WHAT IS EXPECTED
Within the listing below, please show every line carrying the string "this".

EXERCISE DATA
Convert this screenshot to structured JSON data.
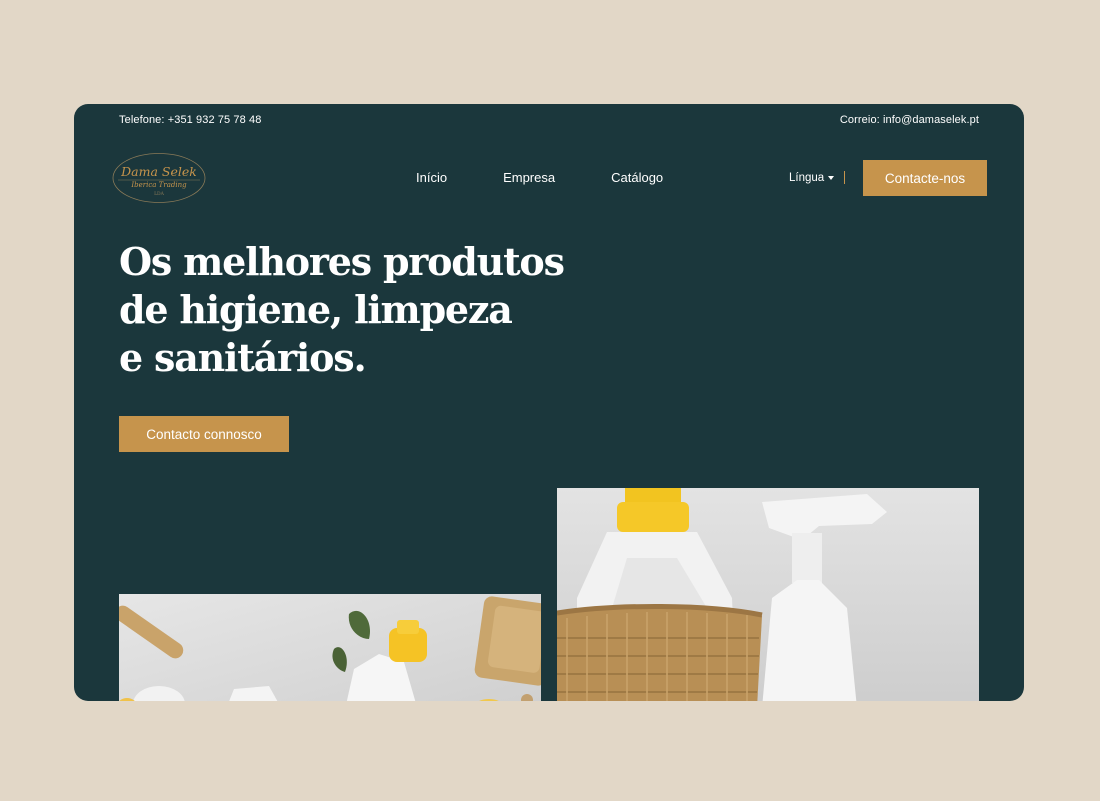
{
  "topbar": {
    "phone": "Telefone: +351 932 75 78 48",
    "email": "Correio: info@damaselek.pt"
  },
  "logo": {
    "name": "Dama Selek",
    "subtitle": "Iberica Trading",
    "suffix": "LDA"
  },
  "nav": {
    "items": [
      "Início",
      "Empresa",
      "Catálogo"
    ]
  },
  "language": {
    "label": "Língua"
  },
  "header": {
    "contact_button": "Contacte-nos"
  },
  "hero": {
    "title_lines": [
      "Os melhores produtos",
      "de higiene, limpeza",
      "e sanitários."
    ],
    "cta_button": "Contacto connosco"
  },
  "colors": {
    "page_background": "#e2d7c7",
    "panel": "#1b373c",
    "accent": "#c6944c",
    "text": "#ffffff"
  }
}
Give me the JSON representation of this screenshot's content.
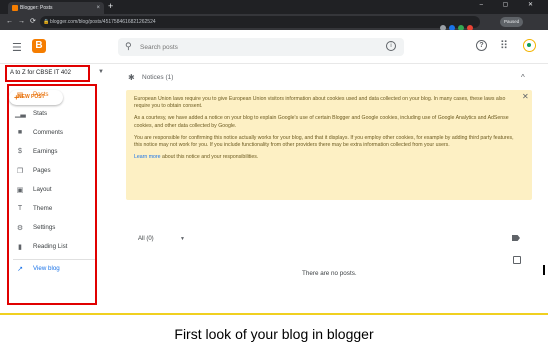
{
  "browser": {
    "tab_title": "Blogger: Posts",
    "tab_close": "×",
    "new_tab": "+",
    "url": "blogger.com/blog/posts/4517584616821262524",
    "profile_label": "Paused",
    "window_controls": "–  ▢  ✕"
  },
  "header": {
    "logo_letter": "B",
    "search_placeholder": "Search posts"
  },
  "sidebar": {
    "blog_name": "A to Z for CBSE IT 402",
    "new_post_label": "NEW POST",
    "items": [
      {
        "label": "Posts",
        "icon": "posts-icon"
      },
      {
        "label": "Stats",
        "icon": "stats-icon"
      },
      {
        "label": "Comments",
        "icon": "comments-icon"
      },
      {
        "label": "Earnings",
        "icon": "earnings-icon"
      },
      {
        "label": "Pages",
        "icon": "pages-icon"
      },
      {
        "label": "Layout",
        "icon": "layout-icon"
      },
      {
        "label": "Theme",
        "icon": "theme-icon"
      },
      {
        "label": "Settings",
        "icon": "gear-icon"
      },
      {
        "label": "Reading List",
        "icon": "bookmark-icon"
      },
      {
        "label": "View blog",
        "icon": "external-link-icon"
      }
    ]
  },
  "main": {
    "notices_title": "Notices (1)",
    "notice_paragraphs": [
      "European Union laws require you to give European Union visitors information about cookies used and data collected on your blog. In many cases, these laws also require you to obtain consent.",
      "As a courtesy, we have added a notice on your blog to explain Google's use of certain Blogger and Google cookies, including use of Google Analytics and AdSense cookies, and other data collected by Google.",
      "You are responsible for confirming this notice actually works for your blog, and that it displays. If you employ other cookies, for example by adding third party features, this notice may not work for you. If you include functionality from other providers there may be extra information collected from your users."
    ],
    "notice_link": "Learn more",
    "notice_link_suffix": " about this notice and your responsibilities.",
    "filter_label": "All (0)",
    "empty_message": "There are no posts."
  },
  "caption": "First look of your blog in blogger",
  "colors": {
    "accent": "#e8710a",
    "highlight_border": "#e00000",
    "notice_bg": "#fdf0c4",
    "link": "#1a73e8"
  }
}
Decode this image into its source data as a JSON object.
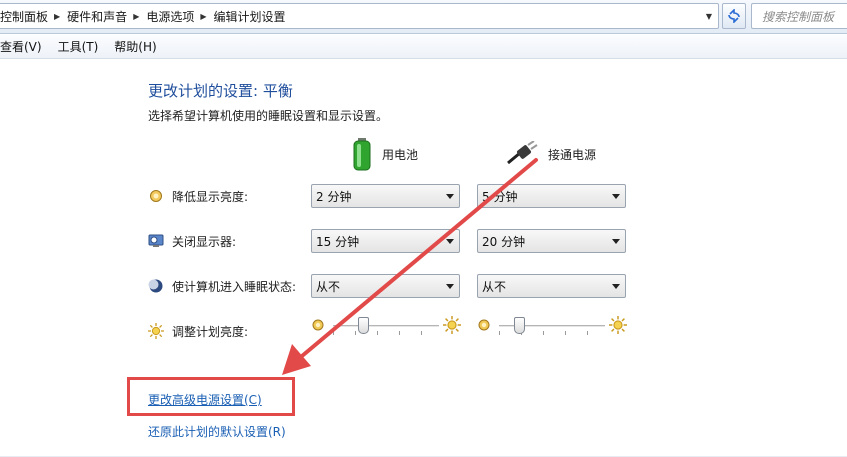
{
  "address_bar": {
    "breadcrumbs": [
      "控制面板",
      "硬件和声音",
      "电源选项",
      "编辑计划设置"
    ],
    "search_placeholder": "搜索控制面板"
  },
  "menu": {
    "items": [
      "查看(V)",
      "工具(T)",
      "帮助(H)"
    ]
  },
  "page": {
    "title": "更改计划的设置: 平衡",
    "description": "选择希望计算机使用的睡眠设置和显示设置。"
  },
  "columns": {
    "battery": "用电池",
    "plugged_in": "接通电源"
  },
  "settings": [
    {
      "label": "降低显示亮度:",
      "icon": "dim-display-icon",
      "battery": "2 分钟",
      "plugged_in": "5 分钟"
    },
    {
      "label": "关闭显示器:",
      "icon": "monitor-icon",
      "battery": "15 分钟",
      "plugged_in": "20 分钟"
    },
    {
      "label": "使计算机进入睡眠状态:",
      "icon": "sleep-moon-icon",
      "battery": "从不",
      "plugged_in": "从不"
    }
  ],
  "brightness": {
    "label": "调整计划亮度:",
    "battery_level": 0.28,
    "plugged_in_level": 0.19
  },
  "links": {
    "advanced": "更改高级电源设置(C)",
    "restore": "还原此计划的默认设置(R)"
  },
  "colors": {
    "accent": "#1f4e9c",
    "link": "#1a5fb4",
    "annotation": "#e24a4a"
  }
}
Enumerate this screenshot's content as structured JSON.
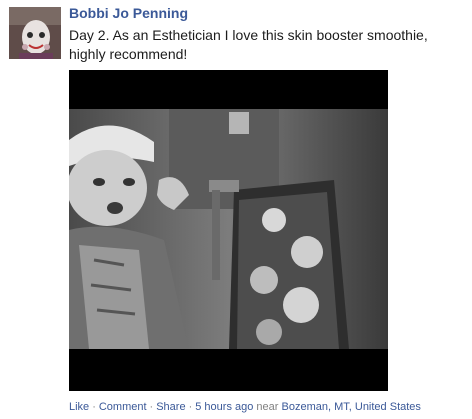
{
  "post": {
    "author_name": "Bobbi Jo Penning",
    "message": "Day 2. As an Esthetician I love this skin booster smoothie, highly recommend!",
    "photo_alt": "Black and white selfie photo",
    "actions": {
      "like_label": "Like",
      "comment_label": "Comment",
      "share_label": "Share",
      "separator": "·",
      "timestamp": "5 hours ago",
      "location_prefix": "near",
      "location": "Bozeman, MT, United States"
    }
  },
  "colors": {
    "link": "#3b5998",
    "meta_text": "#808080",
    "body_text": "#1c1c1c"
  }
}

EXERCISE RESPONSE
Convert this screenshot to structured JSON data.
Give me the JSON representation of this screenshot's content.
      "You are responsible for confirming this notice actually works for your blog, and that it displays. If you employ other cookies, for example by adding third party features, this notice may not work for you. If you include functionality from other providers there may be extra information collected from your users."
    "notice_link_suffix": " about this notice and your responsibilities.",
Decode this image into its source data as a JSON object.
Enumerate this screenshot's content as structured JSON.
    "message": "Day 2. As an Esthetician I love this skin booster smoothie, highly recommend!",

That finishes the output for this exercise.